Woodbridge: 01394 380083 Felixstowe: 01394 284554 Rendlesham: 01394 420964 Ipswich: 01473 274040
We operate a 24 hour emergency service
Woodbridge: 01394 380083
Felixstowe: 01394 284554
Rendlesham: 01394 420964
Ipswich: 01473 274040

Healthy trends for fluffy friends

Prevention is Better Than Cure is the motto of my university, the RVC, and is a motto I live and work by. Considering health and well-being throughout our companions lives, results in happier pets who live for longer (as well as saving us money!) There are many steps we can take toward this goal, highlighted in this column, to improve your little friends quality of life! Following on from last seasons focus on   canine vaccinations, this time we are looking how we vaccinate our cats and rabbits!

The core vaccinations (recommended for all cats) protect against Feline Rhinotracheitis (also known as Feline Herpes Virus) and Feline Calicivirus. These two viruses are responsible for a complex known as Feline Respiratory Disease Complex. These viruses, together or alone, can cause inflammation of the nasal and sinus linings,   conjunctivitis, fever, excessive tear production, salivation and mouth sores. There is no cure for either of these viruses, and once recovered from the initial infection, may lay latent in the immune system until a time of stress, when symptoms are likely to recur.

We also routinely vaccinate all cats against Feline Panleukopenia Virus, which is a highly contagious and often fatal disease of cats. The disease is most commonly seen in cats <1 year of age (but can be seen in cats of any age), and may cause death with little or no warning. Cats often develop a fever, depression and stop eating. They may also vomit or develop diarrhoea.

We also recommend vaccinating again Feline Leukaemia Virus for all cats who have contact with other cats (multi-cat household and outdoor cats). This is because the virus is passed between cats in saliva, during mutual grooming, sharing of food dishes or litter trays and during cat fights. Cats infected with leukaemia virus can develop anaemia, cancer of the lymph nodes or leukaemia,      suppression of the immune system (increasing their risk of other infections), severe inflammation of the mouth and problems reproducing.

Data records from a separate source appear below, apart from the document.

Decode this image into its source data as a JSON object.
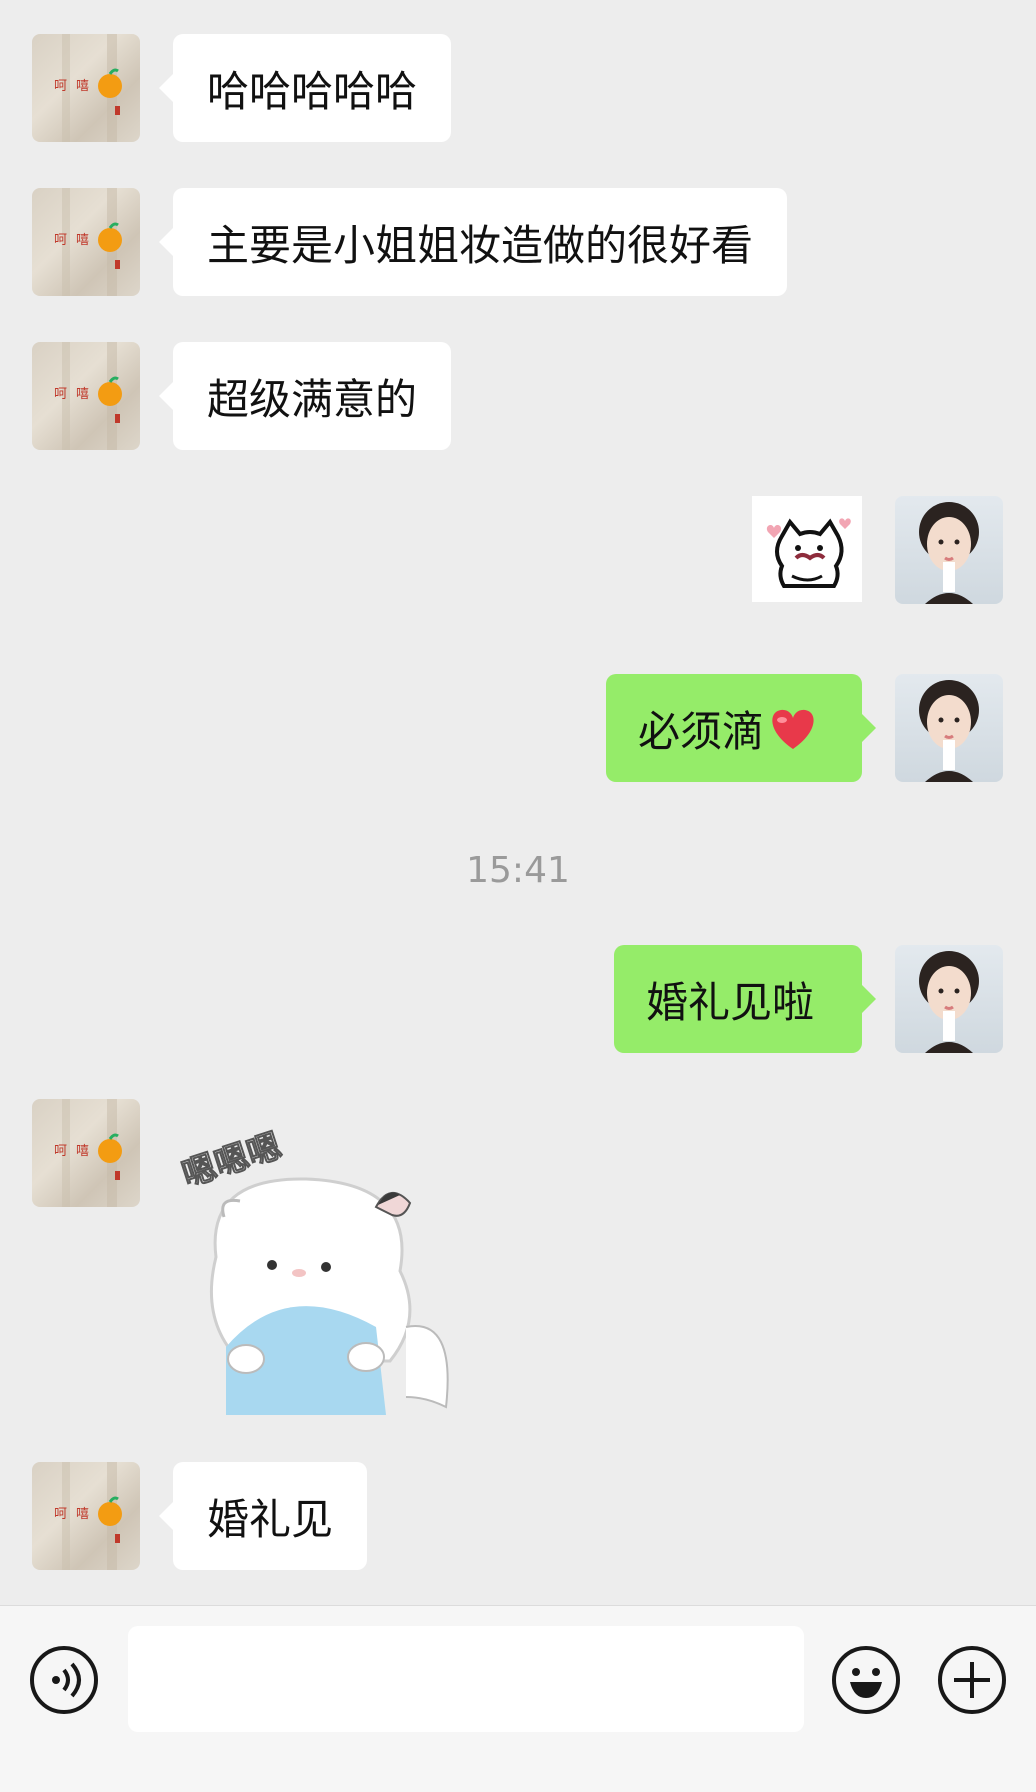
{
  "messages": [
    {
      "from": "them",
      "type": "text",
      "text": "哈哈哈哈哈"
    },
    {
      "from": "them",
      "type": "text",
      "text": "主要是小姐姐妆造做的很好看"
    },
    {
      "from": "them",
      "type": "text",
      "text": "超级满意的"
    },
    {
      "from": "me",
      "type": "sticker",
      "sticker": "cat-heart-sticker"
    },
    {
      "from": "me",
      "type": "text",
      "text": "必须滴",
      "emoji": "heart"
    },
    {
      "from": "me",
      "type": "text",
      "text": "婚礼见啦"
    },
    {
      "from": "them",
      "type": "sticker",
      "sticker": "hamster-hug-sticker",
      "sticker_text": "嗯嗯嗯"
    },
    {
      "from": "them",
      "type": "text",
      "text": "婚礼见"
    }
  ],
  "timestamp": "15:41",
  "avatar_left": {
    "text_1": "呵",
    "text_2": "嘻",
    "text_3": "橘"
  },
  "input_bar": {
    "placeholder": "",
    "left_icon": "voice-icon",
    "right_icons": [
      "emoji-icon",
      "plus-icon"
    ]
  },
  "colors": {
    "background": "#ededed",
    "outgoing": "#95ec69",
    "incoming": "#ffffff"
  }
}
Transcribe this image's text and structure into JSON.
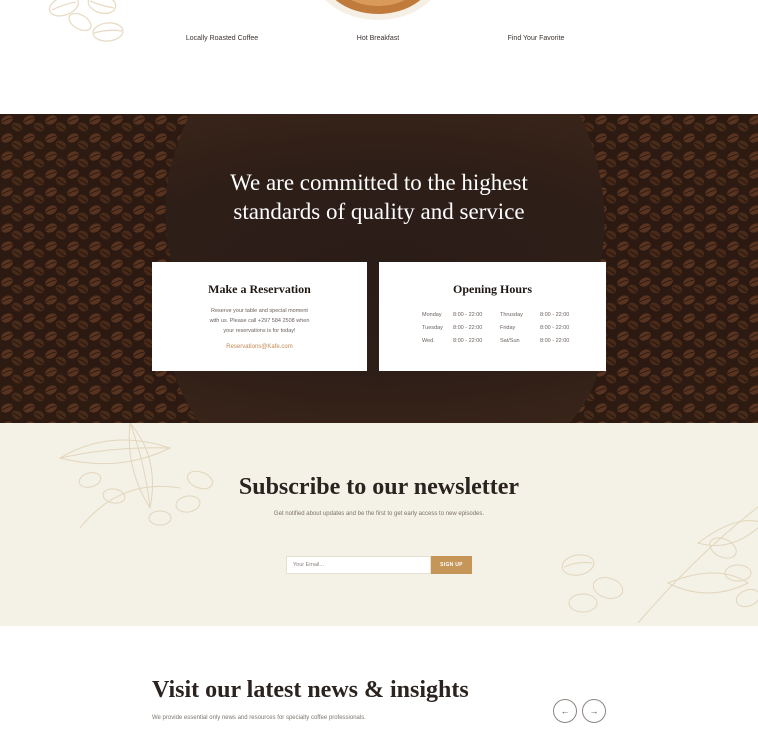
{
  "features": {
    "items": [
      {
        "label": "Locally Roasted Coffee"
      },
      {
        "label": "Hot Breakfast"
      },
      {
        "label": "Find Your Favorite"
      }
    ]
  },
  "commitment": {
    "heading_line1": "We are committed to the highest",
    "heading_line2": "standards of quality and service"
  },
  "reservation": {
    "title": "Make a Reservation",
    "text_line1": "Reserve your table and special moment",
    "text_line2": "with us. Please call +297 584 2508 when",
    "text_line3": "your reservations is for today!",
    "email": "Reservations@Kafe.com"
  },
  "hours": {
    "title": "Opening Hours",
    "rows": [
      {
        "day1": "Monday",
        "time1": "8:00 - 22:00",
        "day2": "Thrusday",
        "time2": "8:00 - 22:00"
      },
      {
        "day1": "Tuesday",
        "time1": "8:00 - 22:00",
        "day2": "Friday",
        "time2": "8:00 - 22:00"
      },
      {
        "day1": "Wed.",
        "time1": "8:00 - 22:00",
        "day2": "Sat/Sun",
        "time2": "8:00 - 22:00"
      }
    ]
  },
  "newsletter": {
    "title": "Subscribe to our newsletter",
    "subtitle": "Get notified about updates and be the first to get early access to new episodes.",
    "email_placeholder": "Your Email...",
    "button_label": "SIGN UP"
  },
  "news": {
    "title": "Visit our latest news & insights",
    "subtitle": "We provide essential only news and resources for specialty coffee professionals.",
    "prev_icon": "arrow-left-icon",
    "next_icon": "arrow-right-icon"
  },
  "colors": {
    "accent": "#c69659",
    "link": "#c38a54",
    "dark_bg": "#2a1c17",
    "cream_bg": "#f4f1e6"
  }
}
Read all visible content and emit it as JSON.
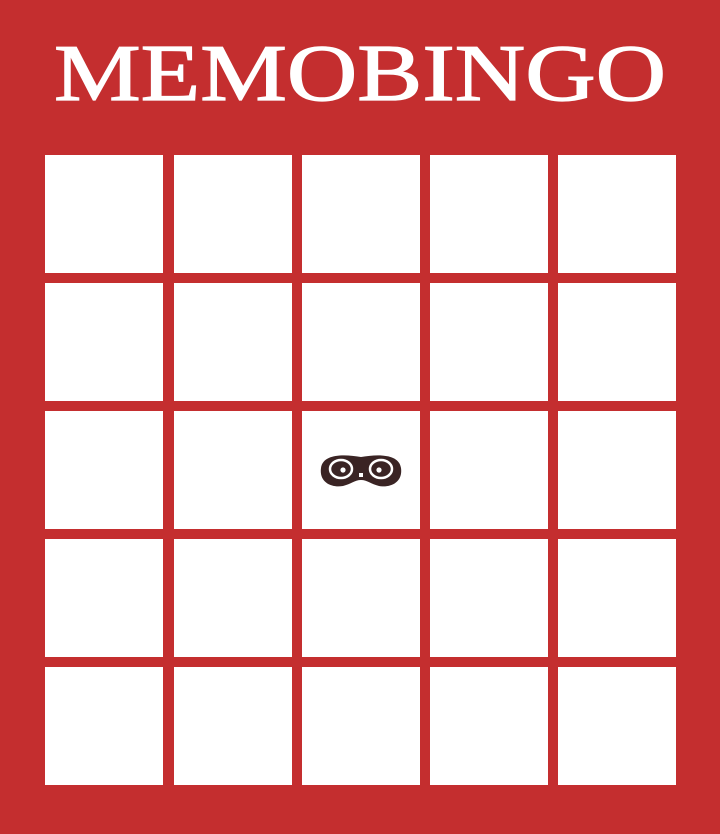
{
  "card": {
    "title": "MEMOBINGO",
    "background_color": "#c42e2f",
    "cell_color": "#ffffff",
    "rows": 5,
    "columns": 5,
    "cells": [
      [
        "",
        "",
        "",
        "",
        ""
      ],
      [
        "",
        "",
        "",
        "",
        ""
      ],
      [
        "",
        "",
        "free-space-mask-icon",
        "",
        ""
      ],
      [
        "",
        "",
        "",
        "",
        ""
      ],
      [
        "",
        "",
        "",
        "",
        ""
      ]
    ]
  }
}
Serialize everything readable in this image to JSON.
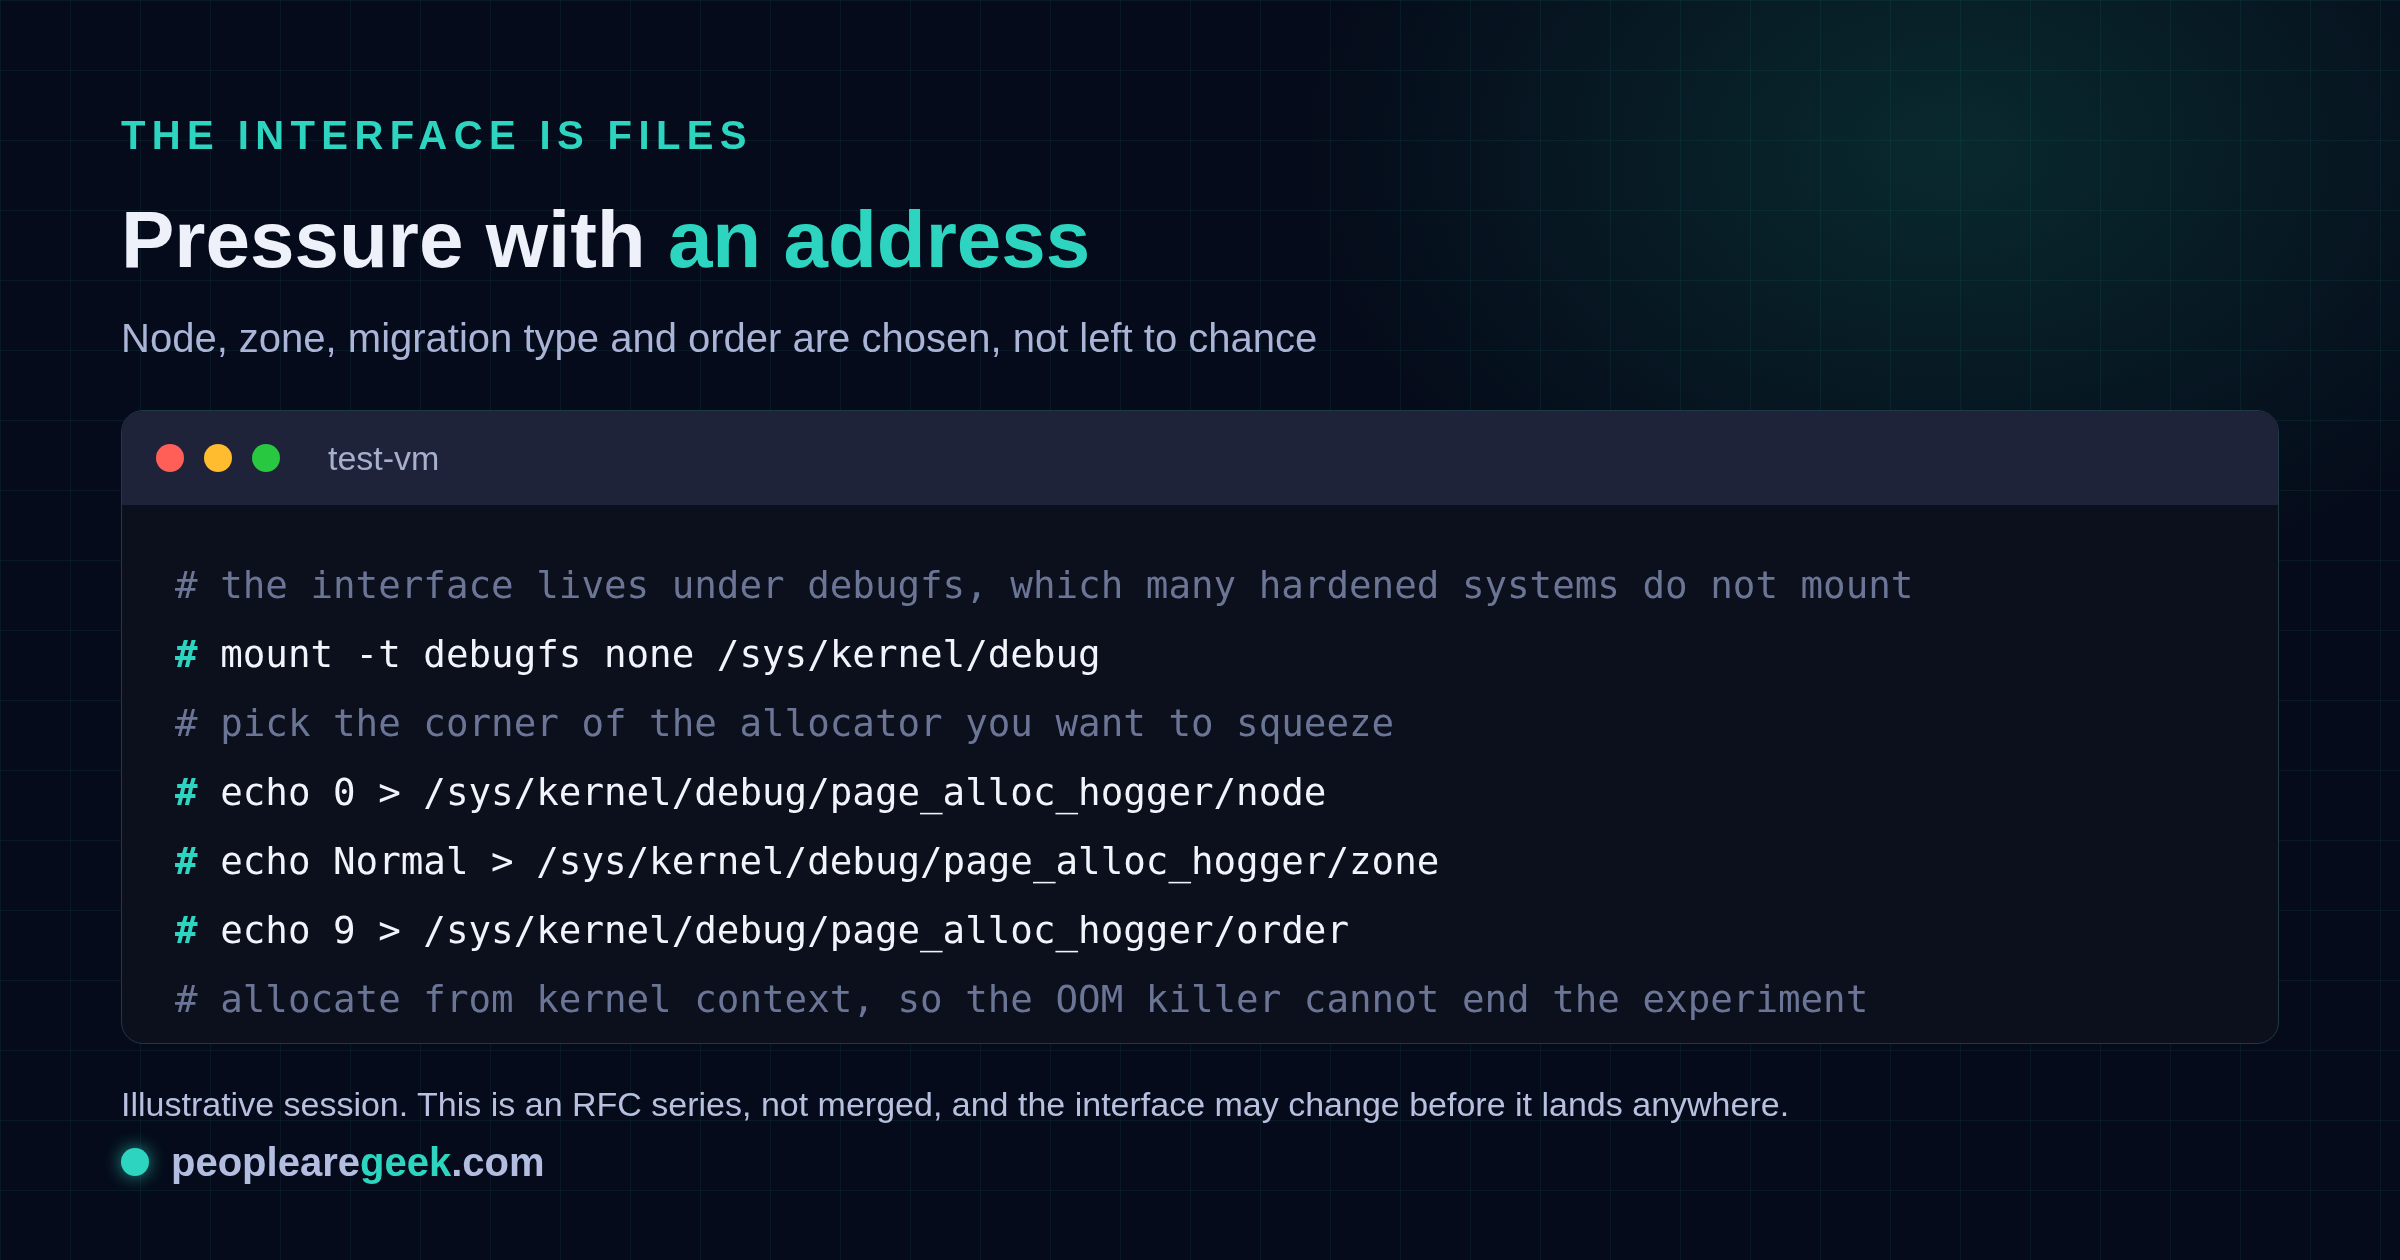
{
  "eyebrow": "THE INTERFACE IS FILES",
  "heading": {
    "text": "Pressure with",
    "highlight": "an address"
  },
  "subtitle": "Node, zone, migration type and order are chosen, not left to chance",
  "terminal": {
    "title": "test-vm",
    "lines": [
      {
        "kind": "comment",
        "text": "# the interface lives under debugfs, which many hardened systems do not mount"
      },
      {
        "kind": "command",
        "prompt": "#",
        "text": "mount -t debugfs none /sys/kernel/debug"
      },
      {
        "kind": "comment",
        "text": "# pick the corner of the allocator you want to squeeze"
      },
      {
        "kind": "command",
        "prompt": "#",
        "text": "echo 0 > /sys/kernel/debug/page_alloc_hogger/node"
      },
      {
        "kind": "command",
        "prompt": "#",
        "text": "echo Normal > /sys/kernel/debug/page_alloc_hogger/zone"
      },
      {
        "kind": "command",
        "prompt": "#",
        "text": "echo 9 > /sys/kernel/debug/page_alloc_hogger/order"
      },
      {
        "kind": "comment",
        "text": "# allocate from kernel context, so the OOM killer cannot end the experiment"
      }
    ]
  },
  "footnote": "Illustrative session. This is an RFC series, not merged, and the interface may change before it lands anywhere.",
  "brand": {
    "highlight": "geek",
    "after": ".com",
    "name": "peopleare"
  }
}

Our vaccination protocol for cats is a primary course of two injections (3-4 weeks apart) followed by yearly boosters. Injections may be given in the back of the neck, or underneath the skin on one of the cats hind limbs. We will also perform a general health check on your animal each year at their vaccination consultation.

In <1% of vaccinations of cats, we see side effects, most of which are mild and temporary (usually lethargy with or without a fever) which subside without treatment. However, if you do have any concerns about your animal post-vaccination, please do give us a call and let us know.

All rabbits (indoor and outdoor) should be vaccinated against Myxomatosis and Rabbit Haemorrhagic Disease (RHD). There are two strains of RHD, and for this reason, rabbits must receive two vaccinations each year at least 2 weeks apart. Both cause death fairly rapidly after infection and are rarely treatable. Myxomatosis is also a fatal disease which causes blindness and in-appetence – some rabbits will die within 48 hours of showing signs of illness.

All of these disease are preventable, annual vaccinations are a critical part of maintaining good health in your fluffy friend. If you have any further questions about vaccination, please feel free to discuss them with a vet, nurse, or member of the reception team.

Written by Jazzmin.